▶ **EXERCISE DIRECTIONS**
The response must contain each line of the material that holds "mastodon".

▶ **RECORDED INFORMATION**
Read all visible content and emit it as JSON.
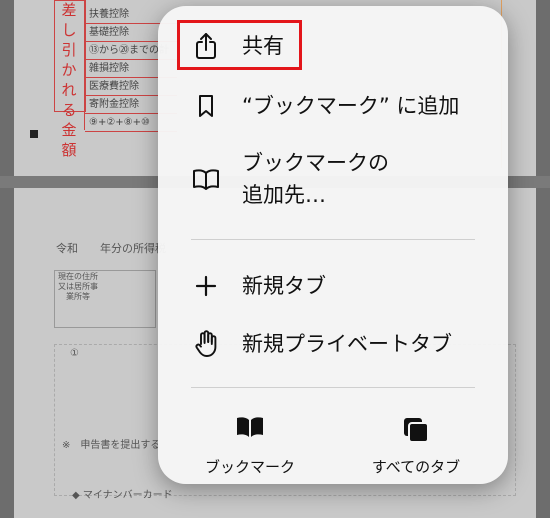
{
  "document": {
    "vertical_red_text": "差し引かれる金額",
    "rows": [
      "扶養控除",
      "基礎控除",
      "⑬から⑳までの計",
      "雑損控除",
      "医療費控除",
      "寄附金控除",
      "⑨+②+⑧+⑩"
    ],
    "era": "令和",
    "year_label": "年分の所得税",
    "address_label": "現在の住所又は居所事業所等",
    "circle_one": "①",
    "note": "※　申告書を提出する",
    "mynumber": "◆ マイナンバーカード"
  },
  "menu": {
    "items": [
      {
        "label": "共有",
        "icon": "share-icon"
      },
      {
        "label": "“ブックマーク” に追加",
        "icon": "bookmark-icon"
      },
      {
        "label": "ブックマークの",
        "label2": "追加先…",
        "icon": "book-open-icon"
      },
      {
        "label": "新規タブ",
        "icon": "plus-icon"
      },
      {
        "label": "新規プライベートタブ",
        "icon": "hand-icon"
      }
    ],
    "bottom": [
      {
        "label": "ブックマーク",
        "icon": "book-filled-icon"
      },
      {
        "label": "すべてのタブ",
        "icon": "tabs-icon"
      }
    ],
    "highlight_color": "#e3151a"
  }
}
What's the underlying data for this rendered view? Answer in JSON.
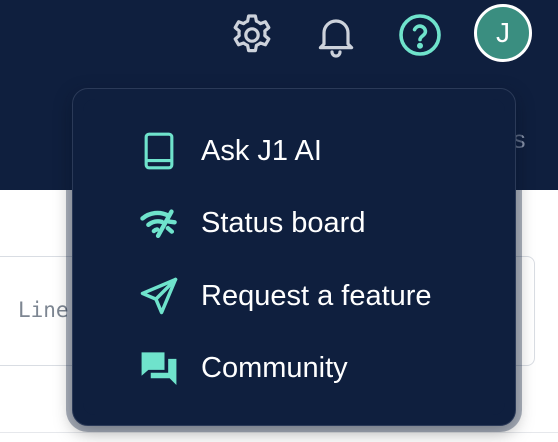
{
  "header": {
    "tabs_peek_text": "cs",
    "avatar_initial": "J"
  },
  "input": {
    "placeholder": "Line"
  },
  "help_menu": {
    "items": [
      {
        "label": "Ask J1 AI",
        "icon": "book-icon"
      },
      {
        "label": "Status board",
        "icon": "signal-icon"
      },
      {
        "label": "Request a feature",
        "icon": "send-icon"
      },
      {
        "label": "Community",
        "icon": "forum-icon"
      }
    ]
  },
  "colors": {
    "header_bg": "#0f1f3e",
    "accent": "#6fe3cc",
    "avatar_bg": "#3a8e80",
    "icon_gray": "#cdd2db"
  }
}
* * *
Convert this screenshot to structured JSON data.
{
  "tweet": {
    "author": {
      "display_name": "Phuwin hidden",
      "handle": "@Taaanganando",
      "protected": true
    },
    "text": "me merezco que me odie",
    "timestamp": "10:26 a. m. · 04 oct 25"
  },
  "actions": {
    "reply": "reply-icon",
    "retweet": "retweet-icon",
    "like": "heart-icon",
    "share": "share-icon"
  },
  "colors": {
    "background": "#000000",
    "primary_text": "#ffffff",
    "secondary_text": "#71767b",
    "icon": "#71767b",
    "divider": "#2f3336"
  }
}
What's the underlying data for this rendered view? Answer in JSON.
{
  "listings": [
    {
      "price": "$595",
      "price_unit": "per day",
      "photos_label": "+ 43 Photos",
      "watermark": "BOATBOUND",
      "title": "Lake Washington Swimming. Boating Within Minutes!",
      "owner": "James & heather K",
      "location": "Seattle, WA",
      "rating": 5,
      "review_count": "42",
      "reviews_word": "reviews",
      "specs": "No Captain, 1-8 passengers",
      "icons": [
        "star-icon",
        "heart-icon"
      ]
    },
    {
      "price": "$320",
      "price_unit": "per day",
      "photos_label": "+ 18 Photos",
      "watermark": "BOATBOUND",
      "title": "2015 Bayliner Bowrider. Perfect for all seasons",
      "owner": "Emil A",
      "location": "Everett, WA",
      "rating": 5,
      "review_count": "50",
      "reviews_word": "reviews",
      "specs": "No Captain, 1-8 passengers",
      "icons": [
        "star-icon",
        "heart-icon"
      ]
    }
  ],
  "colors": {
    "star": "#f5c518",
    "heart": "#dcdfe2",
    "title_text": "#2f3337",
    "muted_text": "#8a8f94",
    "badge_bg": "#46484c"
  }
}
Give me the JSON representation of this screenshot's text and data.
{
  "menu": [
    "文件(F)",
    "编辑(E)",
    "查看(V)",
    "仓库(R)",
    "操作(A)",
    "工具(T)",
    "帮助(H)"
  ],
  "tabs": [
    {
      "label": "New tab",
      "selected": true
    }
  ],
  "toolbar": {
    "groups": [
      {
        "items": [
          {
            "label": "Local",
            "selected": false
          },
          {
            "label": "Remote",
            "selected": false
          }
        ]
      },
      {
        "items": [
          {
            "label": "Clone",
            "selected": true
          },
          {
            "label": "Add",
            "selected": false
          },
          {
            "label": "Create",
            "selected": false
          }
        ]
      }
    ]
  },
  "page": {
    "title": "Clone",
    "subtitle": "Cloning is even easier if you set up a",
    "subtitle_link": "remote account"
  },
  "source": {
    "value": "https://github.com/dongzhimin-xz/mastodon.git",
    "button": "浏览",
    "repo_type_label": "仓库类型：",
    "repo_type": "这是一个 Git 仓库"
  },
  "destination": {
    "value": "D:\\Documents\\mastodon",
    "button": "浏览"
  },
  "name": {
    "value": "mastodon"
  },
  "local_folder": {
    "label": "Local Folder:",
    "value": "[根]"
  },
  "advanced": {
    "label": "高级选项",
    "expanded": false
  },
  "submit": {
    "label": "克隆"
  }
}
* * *
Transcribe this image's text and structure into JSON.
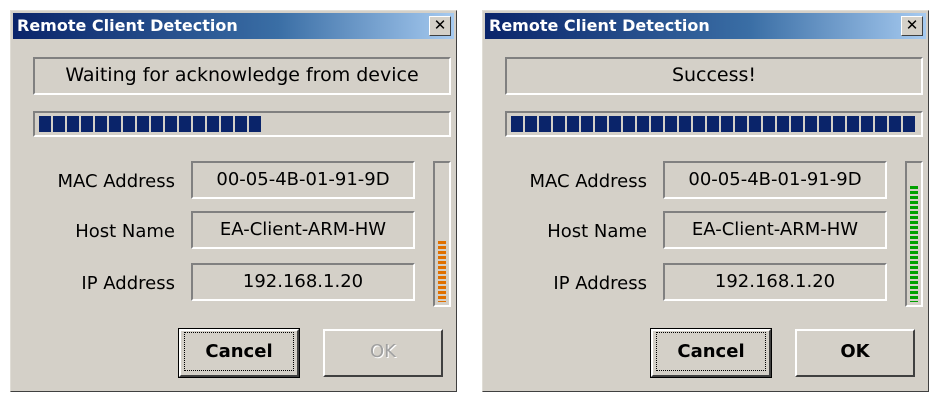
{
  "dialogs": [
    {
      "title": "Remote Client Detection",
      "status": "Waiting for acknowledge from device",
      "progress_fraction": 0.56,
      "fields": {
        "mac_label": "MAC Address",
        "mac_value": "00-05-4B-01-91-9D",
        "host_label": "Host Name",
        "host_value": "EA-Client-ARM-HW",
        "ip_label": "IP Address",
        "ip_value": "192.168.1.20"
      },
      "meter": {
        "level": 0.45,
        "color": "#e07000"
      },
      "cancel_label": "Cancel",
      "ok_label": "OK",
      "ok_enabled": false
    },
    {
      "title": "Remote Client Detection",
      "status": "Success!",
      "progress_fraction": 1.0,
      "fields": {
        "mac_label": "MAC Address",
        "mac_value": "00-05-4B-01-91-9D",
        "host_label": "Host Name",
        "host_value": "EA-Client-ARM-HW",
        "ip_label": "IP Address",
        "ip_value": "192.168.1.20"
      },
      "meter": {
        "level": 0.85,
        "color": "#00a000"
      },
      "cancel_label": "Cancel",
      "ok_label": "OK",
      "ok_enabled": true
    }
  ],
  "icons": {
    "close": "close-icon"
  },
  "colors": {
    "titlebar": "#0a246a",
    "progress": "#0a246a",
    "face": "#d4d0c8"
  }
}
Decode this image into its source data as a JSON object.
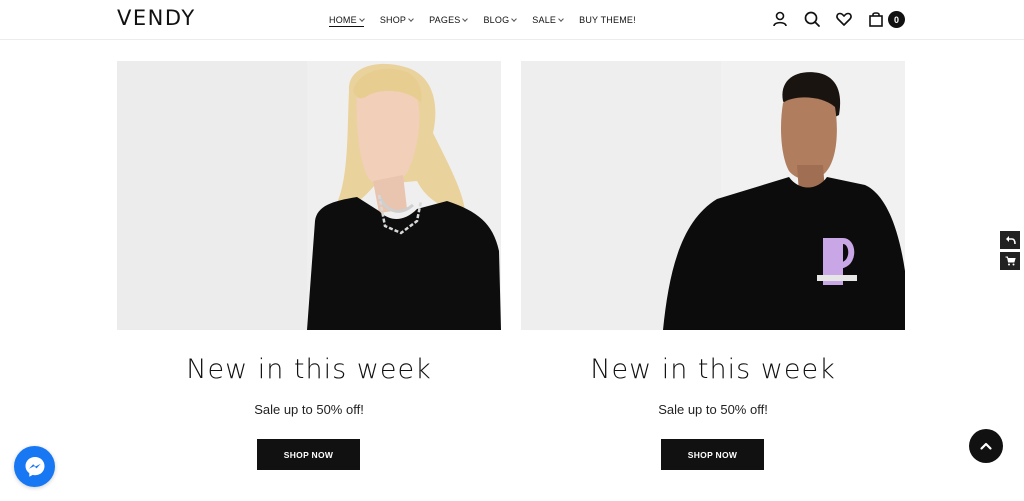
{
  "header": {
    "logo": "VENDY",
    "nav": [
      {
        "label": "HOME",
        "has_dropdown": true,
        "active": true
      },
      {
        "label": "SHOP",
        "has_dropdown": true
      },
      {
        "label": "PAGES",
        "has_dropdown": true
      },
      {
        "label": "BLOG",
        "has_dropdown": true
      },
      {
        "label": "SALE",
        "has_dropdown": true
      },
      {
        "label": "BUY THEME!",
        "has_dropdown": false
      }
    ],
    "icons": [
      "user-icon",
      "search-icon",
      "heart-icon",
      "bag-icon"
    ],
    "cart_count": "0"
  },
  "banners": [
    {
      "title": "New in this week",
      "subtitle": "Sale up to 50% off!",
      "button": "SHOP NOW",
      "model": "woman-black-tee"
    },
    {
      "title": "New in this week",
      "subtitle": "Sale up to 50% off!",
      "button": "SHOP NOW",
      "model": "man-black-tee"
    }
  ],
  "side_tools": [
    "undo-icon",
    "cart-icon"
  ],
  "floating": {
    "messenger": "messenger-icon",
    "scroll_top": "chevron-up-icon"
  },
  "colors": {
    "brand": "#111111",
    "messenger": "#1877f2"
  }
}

▶ **ANSWER TO THIS TASK**
    "value": "https://github.com/dongzhimin-xz/mastodon.git",
    "value": "D:\\Documents\\mastodon",
    "value": "mastodon"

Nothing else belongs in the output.